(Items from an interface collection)
^^^^^^^^
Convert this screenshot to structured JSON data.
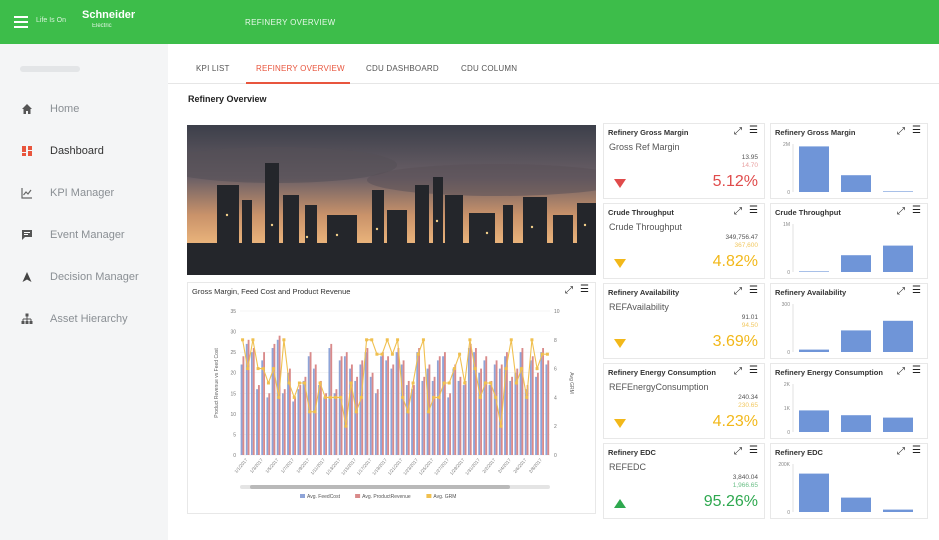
{
  "header": {
    "brand_small": "Life Is On",
    "brand": "Schneider",
    "brand_sub": "Electric",
    "page_title": "REFINERY OVERVIEW"
  },
  "sidebar": {
    "items": [
      {
        "label": "Home",
        "icon": "home-icon"
      },
      {
        "label": "Dashboard",
        "icon": "dashboard-icon"
      },
      {
        "label": "KPI Manager",
        "icon": "chart-line-icon"
      },
      {
        "label": "Event Manager",
        "icon": "message-icon"
      },
      {
        "label": "Decision Manager",
        "icon": "navigation-arrow-icon"
      },
      {
        "label": "Asset Hierarchy",
        "icon": "hierarchy-icon"
      }
    ]
  },
  "tabs": [
    "KPI LIST",
    "REFINERY OVERVIEW",
    "CDU DASHBOARD",
    "CDU COLUMN"
  ],
  "section_title": "Refinery Overview",
  "colors": {
    "header_green": "#3dbd4a",
    "tab_active": "#e8553d",
    "down_red": "#e04b4b",
    "down_yellow": "#f2b81a",
    "up_green": "#2ea84f",
    "feed_cost": "#8ea4d8",
    "product_revenue": "#d98a8a",
    "grm": "#f0c050",
    "mini_bar": "#6f95d8"
  },
  "kpis": [
    {
      "title": "Refinery Gross Margin",
      "sub": "Gross Ref Margin",
      "v1": "13.95",
      "v2": "14.70",
      "pct": "5.12%",
      "dir": "down",
      "color": "#e04b4b",
      "v2color": "#e8a0a0"
    },
    {
      "title": "Crude Throughput",
      "sub": "Crude Throughput",
      "v1": "349,756.47",
      "v2": "367,600",
      "pct": "4.82%",
      "dir": "down",
      "color": "#f2b81a",
      "v2color": "#f2c860"
    },
    {
      "title": "Refinery Availability",
      "sub": "REFAvailability",
      "v1": "91.01",
      "v2": "94.50",
      "pct": "3.69%",
      "dir": "down",
      "color": "#f2b81a",
      "v2color": "#f2c860"
    },
    {
      "title": "Refinery Energy Consumption",
      "sub": "REFEnergyConsumption",
      "v1": "240.34",
      "v2": "230.65",
      "pct": "4.23%",
      "dir": "down",
      "color": "#f2b81a",
      "v2color": "#f2c860"
    },
    {
      "title": "Refinery EDC",
      "sub": "REFEDC",
      "v1": "3,840.04",
      "v2": "1,966.65",
      "pct": "95.26%",
      "dir": "up",
      "color": "#2ea84f",
      "v2color": "#6bbf87"
    }
  ],
  "mini_charts": [
    {
      "title": "Refinery Gross Margin",
      "ticks": [
        "2M",
        "0"
      ],
      "values": [
        0.95,
        0.35,
        0
      ]
    },
    {
      "title": "Crude Throughput",
      "ticks": [
        "1M",
        "0"
      ],
      "values": [
        0,
        0.35,
        0.55
      ]
    },
    {
      "title": "Refinery Availability",
      "ticks": [
        "300",
        "0"
      ],
      "values": [
        0.05,
        0.45,
        0.65
      ]
    },
    {
      "title": "Refinery Energy Consumption",
      "ticks": [
        "2K",
        "1K",
        "0"
      ],
      "values": [
        0.45,
        0.35,
        0.3
      ]
    },
    {
      "title": "Refinery EDC",
      "ticks": [
        "200K",
        "0"
      ],
      "values": [
        0.8,
        0.3,
        0.05
      ]
    }
  ],
  "chart_data": {
    "type": "bar",
    "title": "Gross Margin, Feed Cost and Product Revenue",
    "ylabel": "Product Revenue vs Feed Cost",
    "y2label": "Avg GRM",
    "ylim": [
      0,
      35
    ],
    "y2lim": [
      0,
      10
    ],
    "yticks": [
      "35",
      "30",
      "25",
      "20",
      "15",
      "10",
      "5",
      "0"
    ],
    "y2ticks": [
      "10",
      "8",
      "6",
      "4",
      "2",
      "0"
    ],
    "xticks": [
      "1/1/2017",
      "1/3/2017",
      "1/5/2017",
      "1/7/2017",
      "1/9/2017",
      "1/11/2017",
      "1/13/2017",
      "1/15/2017",
      "1/17/2017",
      "1/19/2017",
      "1/21/2017",
      "1/23/2017",
      "1/25/2017",
      "1/27/2017",
      "1/29/2017",
      "1/31/2017",
      "2/2/2017",
      "2/4/2017",
      "2/6/2017",
      "2/8/2017"
    ],
    "series": [
      {
        "name": "Avg. FeedCost",
        "type": "bar",
        "values": [
          22,
          27,
          25,
          16,
          23,
          14,
          26,
          28,
          15,
          20,
          13,
          16,
          18,
          24,
          21,
          17,
          14,
          26,
          15,
          23,
          24,
          21,
          18,
          22,
          25,
          19,
          15,
          24,
          23,
          21,
          25,
          22,
          17,
          16,
          25,
          18,
          21,
          18,
          23,
          24,
          14,
          21,
          18,
          17,
          26,
          25,
          20,
          23,
          17,
          22,
          21,
          24,
          18,
          20,
          25,
          16,
          23,
          19,
          25,
          22
        ]
      },
      {
        "name": "Avg. ProductRevenue",
        "type": "bar",
        "values": [
          24,
          28,
          26,
          17,
          25,
          15,
          27,
          29,
          16,
          21,
          14,
          17,
          19,
          25,
          22,
          18,
          15,
          27,
          16,
          24,
          25,
          22,
          19,
          23,
          26,
          20,
          16,
          25,
          24,
          22,
          26,
          23,
          18,
          17,
          26,
          19,
          22,
          19,
          24,
          25,
          15,
          22,
          19,
          18,
          27,
          26,
          21,
          24,
          18,
          23,
          22,
          25,
          19,
          21,
          26,
          17,
          24,
          20,
          26,
          23
        ]
      },
      {
        "name": "Avg. GRM",
        "type": "line",
        "values": [
          8,
          6,
          8,
          6,
          6,
          5,
          6,
          4,
          8,
          5,
          4,
          5,
          5,
          3,
          3,
          5,
          4,
          4,
          4,
          4,
          2,
          5,
          3,
          4,
          8,
          8,
          7,
          7,
          8,
          7,
          8,
          4,
          3,
          5,
          7,
          8,
          3,
          4,
          4,
          5,
          5,
          6,
          7,
          5,
          8,
          6,
          4,
          5,
          5,
          4,
          2,
          6,
          8,
          5,
          6,
          4,
          8,
          6,
          7,
          7
        ]
      }
    ],
    "legend": "bottom"
  }
}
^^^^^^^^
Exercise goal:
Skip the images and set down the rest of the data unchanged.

Written solution:
Convert this screenshot to structured JSON data.
{
  "header": {
    "brand_small": "Life Is On",
    "brand": "Schneider",
    "brand_sub": "Electric",
    "page_title": "REFINERY OVERVIEW"
  },
  "sidebar": {
    "items": [
      {
        "label": "Home",
        "icon": "home-icon"
      },
      {
        "label": "Dashboard",
        "icon": "dashboard-icon"
      },
      {
        "label": "KPI Manager",
        "icon": "chart-line-icon"
      },
      {
        "label": "Event Manager",
        "icon": "message-icon"
      },
      {
        "label": "Decision Manager",
        "icon": "navigation-arrow-icon"
      },
      {
        "label": "Asset Hierarchy",
        "icon": "hierarchy-icon"
      }
    ]
  },
  "tabs": [
    "KPI LIST",
    "REFINERY OVERVIEW",
    "CDU DASHBOARD",
    "CDU COLUMN"
  ],
  "section_title": "Refinery Overview",
  "colors": {
    "header_green": "#3dbd4a",
    "tab_active": "#e8553d",
    "down_red": "#e04b4b",
    "down_yellow": "#f2b81a",
    "up_green": "#2ea84f",
    "feed_cost": "#8ea4d8",
    "product_revenue": "#d98a8a",
    "grm": "#f0c050",
    "mini_bar": "#6f95d8"
  },
  "kpis": [
    {
      "title": "Refinery Gross Margin",
      "sub": "Gross Ref Margin",
      "v1": "13.95",
      "v2": "14.70",
      "pct": "5.12%",
      "dir": "down",
      "color": "#e04b4b",
      "v2color": "#e8a0a0"
    },
    {
      "title": "Crude Throughput",
      "sub": "Crude Throughput",
      "v1": "349,756.47",
      "v2": "367,600",
      "pct": "4.82%",
      "dir": "down",
      "color": "#f2b81a",
      "v2color": "#f2c860"
    },
    {
      "title": "Refinery Availability",
      "sub": "REFAvailability",
      "v1": "91.01",
      "v2": "94.50",
      "pct": "3.69%",
      "dir": "down",
      "color": "#f2b81a",
      "v2color": "#f2c860"
    },
    {
      "title": "Refinery Energy Consumption",
      "sub": "REFEnergyConsumption",
      "v1": "240.34",
      "v2": "230.65",
      "pct": "4.23%",
      "dir": "down",
      "color": "#f2b81a",
      "v2color": "#f2c860"
    },
    {
      "title": "Refinery EDC",
      "sub": "REFEDC",
      "v1": "3,840.04",
      "v2": "1,966.65",
      "pct": "95.26%",
      "dir": "up",
      "color": "#2ea84f",
      "v2color": "#6bbf87"
    }
  ],
  "mini_charts": [
    {
      "title": "Refinery Gross Margin",
      "ticks": [
        "2M",
        "0"
      ],
      "values": [
        0.95,
        0.35,
        0
      ]
    },
    {
      "title": "Crude Throughput",
      "ticks": [
        "1M",
        "0"
      ],
      "values": [
        0,
        0.35,
        0.55
      ]
    },
    {
      "title": "Refinery Availability",
      "ticks": [
        "300",
        "0"
      ],
      "values": [
        0.05,
        0.45,
        0.65
      ]
    },
    {
      "title": "Refinery Energy Consumption",
      "ticks": [
        "2K",
        "1K",
        "0"
      ],
      "values": [
        0.45,
        0.35,
        0.3
      ]
    },
    {
      "title": "Refinery EDC",
      "ticks": [
        "200K",
        "0"
      ],
      "values": [
        0.8,
        0.3,
        0.05
      ]
    }
  ],
  "chart_data": {
    "type": "bar",
    "title": "Gross Margin, Feed Cost and Product Revenue",
    "ylabel": "Product Revenue vs Feed Cost",
    "y2label": "Avg GRM",
    "ylim": [
      0,
      35
    ],
    "y2lim": [
      0,
      10
    ],
    "yticks": [
      "35",
      "30",
      "25",
      "20",
      "15",
      "10",
      "5",
      "0"
    ],
    "y2ticks": [
      "10",
      "8",
      "6",
      "4",
      "2",
      "0"
    ],
    "xticks": [
      "1/1/2017",
      "1/3/2017",
      "1/5/2017",
      "1/7/2017",
      "1/9/2017",
      "1/11/2017",
      "1/13/2017",
      "1/15/2017",
      "1/17/2017",
      "1/19/2017",
      "1/21/2017",
      "1/23/2017",
      "1/25/2017",
      "1/27/2017",
      "1/29/2017",
      "1/31/2017",
      "2/2/2017",
      "2/4/2017",
      "2/6/2017",
      "2/8/2017"
    ],
    "series": [
      {
        "name": "Avg. FeedCost",
        "type": "bar",
        "values": [
          22,
          27,
          25,
          16,
          23,
          14,
          26,
          28,
          15,
          20,
          13,
          16,
          18,
          24,
          21,
          17,
          14,
          26,
          15,
          23,
          24,
          21,
          18,
          22,
          25,
          19,
          15,
          24,
          23,
          21,
          25,
          22,
          17,
          16,
          25,
          18,
          21,
          18,
          23,
          24,
          14,
          21,
          18,
          17,
          26,
          25,
          20,
          23,
          17,
          22,
          21,
          24,
          18,
          20,
          25,
          16,
          23,
          19,
          25,
          22
        ]
      },
      {
        "name": "Avg. ProductRevenue",
        "type": "bar",
        "values": [
          24,
          28,
          26,
          17,
          25,
          15,
          27,
          29,
          16,
          21,
          14,
          17,
          19,
          25,
          22,
          18,
          15,
          27,
          16,
          24,
          25,
          22,
          19,
          23,
          26,
          20,
          16,
          25,
          24,
          22,
          26,
          23,
          18,
          17,
          26,
          19,
          22,
          19,
          24,
          25,
          15,
          22,
          19,
          18,
          27,
          26,
          21,
          24,
          18,
          23,
          22,
          25,
          19,
          21,
          26,
          17,
          24,
          20,
          26,
          23
        ]
      },
      {
        "name": "Avg. GRM",
        "type": "line",
        "values": [
          8,
          6,
          8,
          6,
          6,
          5,
          6,
          4,
          8,
          5,
          4,
          5,
          5,
          3,
          3,
          5,
          4,
          4,
          4,
          4,
          2,
          5,
          3,
          4,
          8,
          8,
          7,
          7,
          8,
          7,
          8,
          4,
          3,
          5,
          7,
          8,
          3,
          4,
          4,
          5,
          5,
          6,
          7,
          5,
          8,
          6,
          4,
          5,
          5,
          4,
          2,
          6,
          8,
          5,
          6,
          4,
          8,
          6,
          7,
          7
        ]
      }
    ],
    "legend": "bottom"
  }
}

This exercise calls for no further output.